Ukrainian Prime Minister Mykola Azarov expressed concern today (9 November) about the ongoing disputes over the vote count in last month's parliamentary election, calling for the establishment of a “broad coalition based on European values”.
As bickering over vote counts continued for a second week, Azarov called upon political parties and candidates to end their disagreements and start a dialogue.
“The government is ready to be instrumental in adjusting and conducting such a dialogue,” Azarov said in a statement, adding that he urged the Central Election Commission to “ensure the completion” of the vote count.
Azarov acknowledged the shortfalls of the electoral system that were put in place by his own government. He said he found it necessary “to return to the development of the Electoral Code, which will make it possible to improve the electoral legislation”.
Azarov said he had instructed the Justice Ministry to organise a roundtable with political parties, civil society organisations and experts to examine the shortcomings exposed during the campaign and suggest improvements to the electoral laws.
Call for pro-EU unity
Azarov also called for establishing a broad coalition, united under a pro-EU agenda.
“I call upon all political parties that are concerned about the fate of our country, to begin negotiations in order to build a broad coalition based on European values – for the consolidation of all healthy forces of society in order to further development and implementation of Ukraine's European integration policy,” he said.
With most of the votes counted, the ruling Party of Regions won 30.01% of the vote; the United Opposition, 25.52%; the UDAR movement of boxer Vitali Klitschko, 13.95%; the Communist Party, 13.18%; and the ultra-nationalist Svoboda party 10.44%.
The Party of Regions is expected to forge a majority in the new Parliament, thanks in part to the support of the Communists.
This is why the call for a broad coalition, based on a pro-EU agenda, may appear surprising. At first sight, it looks as if the Party of Regions is making a risky gamble, as it could alienate the Communists from any future governing coalition.
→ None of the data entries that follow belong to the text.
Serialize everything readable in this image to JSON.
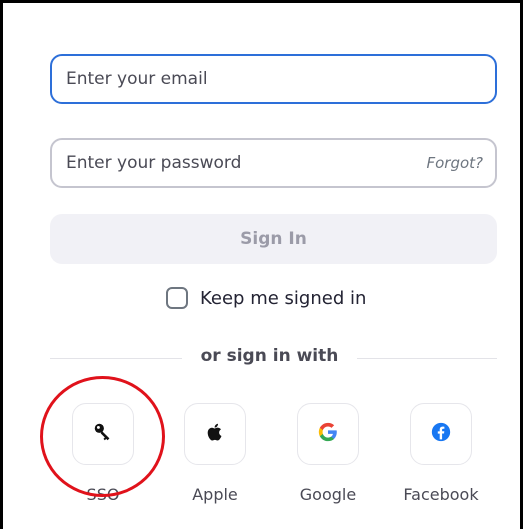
{
  "login": {
    "email_placeholder": "Enter your email",
    "password_placeholder": "Enter your password",
    "forgot_label": "Forgot?",
    "signin_label": "Sign In",
    "keep_signed_in_label": "Keep me signed in",
    "keep_signed_in_checked": false
  },
  "divider": {
    "label": "or sign in with"
  },
  "providers": [
    {
      "label": "SSO",
      "icon": "key-icon"
    },
    {
      "label": "Apple",
      "icon": "apple-icon"
    },
    {
      "label": "Google",
      "icon": "google-icon"
    },
    {
      "label": "Facebook",
      "icon": "facebook-icon"
    }
  ],
  "colors": {
    "accent": "#2d6fd9",
    "highlight": "#e0121b",
    "facebook": "#1877f2"
  }
}
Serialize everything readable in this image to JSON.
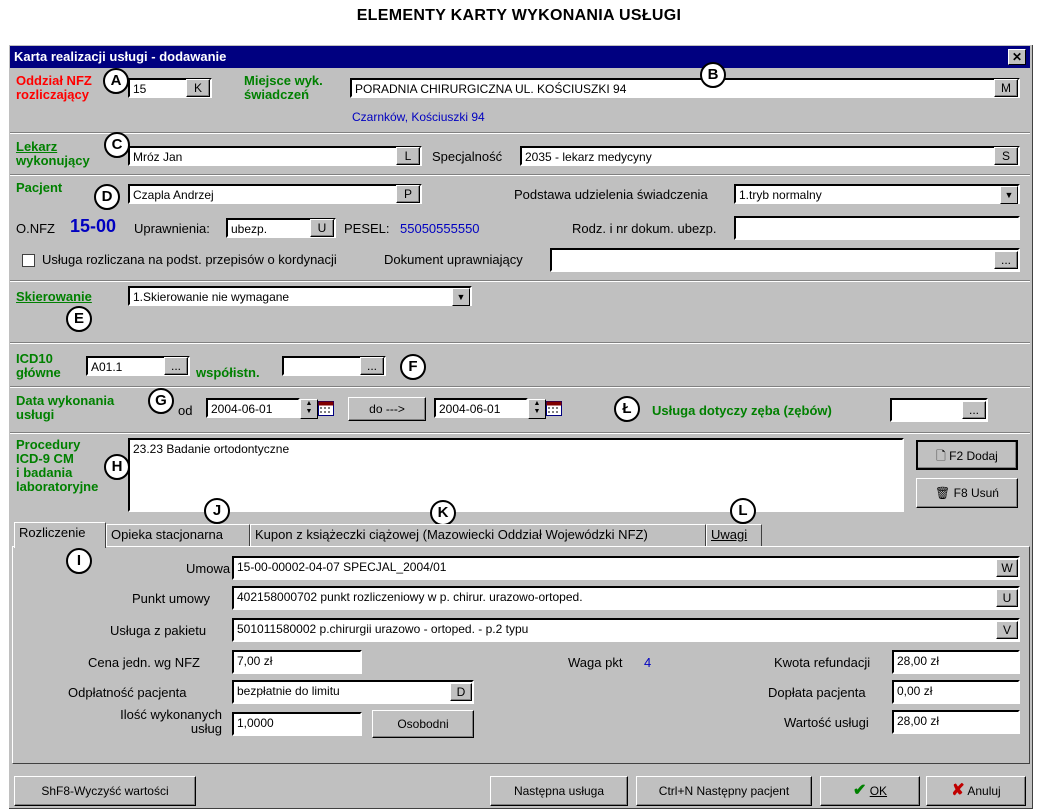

The reactions of the pro-EU United Opposition and UDAR were not immediately known.